## DIRECTIONS FOR THIS TASK
Show every line in the material below in which the string "verified" appears.

*** Block opens ***

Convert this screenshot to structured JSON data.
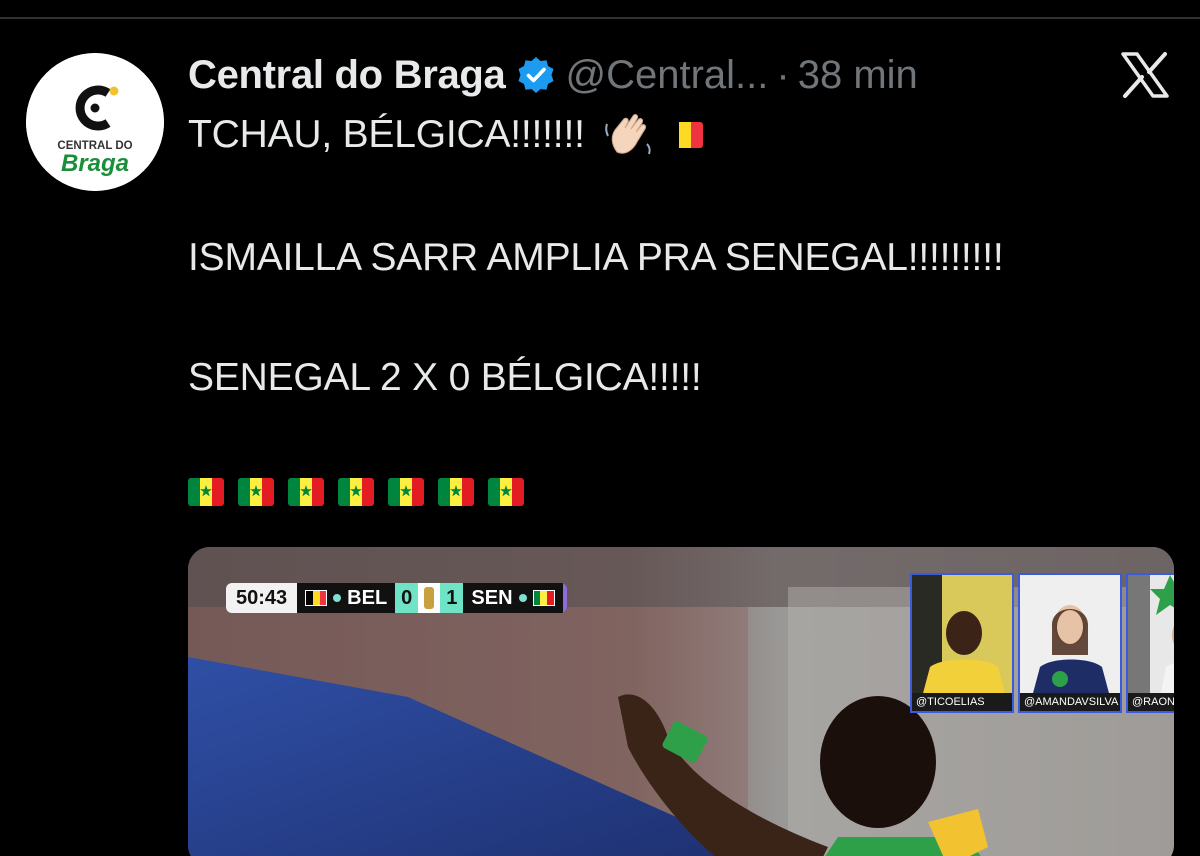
{
  "tweet": {
    "display_name": "Central do Braga",
    "handle": "@Central...",
    "separator": "·",
    "time": "38 min",
    "lines": [
      "TCHAU, BÉLGICA!!!!!!!",
      "ISMAILLA SARR AMPLIA PRA SENEGAL!!!!!!!!!",
      "SENEGAL 2 X 0 BÉLGICA!!!!!"
    ],
    "senegal_flag_count": 7
  },
  "avatar": {
    "line1": "CENTRAL DO",
    "line2": "Braga"
  },
  "media": {
    "clock": "50:43",
    "team_left": "BEL",
    "score_left": "0",
    "score_right": "1",
    "team_right": "SEN",
    "cams": [
      {
        "label": "@TICOELIAS"
      },
      {
        "label": "@AMANDAVSILVA"
      },
      {
        "label": "@RAONY_"
      }
    ]
  },
  "icons": {
    "verified": "verified-badge-icon",
    "x": "x-logo-icon",
    "wave": "waving-hand-icon"
  },
  "colors": {
    "background": "#000000",
    "text": "#e7e9ea",
    "secondary": "#71767b",
    "verified": "#1d9bf0",
    "brand_green": "#1a8f3a",
    "brand_yellow": "#f2c230"
  }
}
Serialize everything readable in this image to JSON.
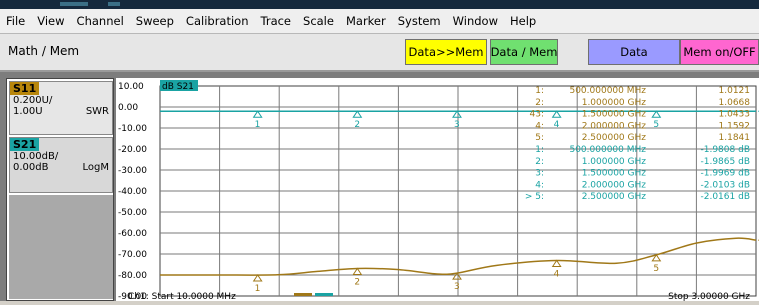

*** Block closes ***

## SOLUTION TO THE PROBLEM
    "verified": "verified-badge-icon",
    "verified": "#1d9bf0",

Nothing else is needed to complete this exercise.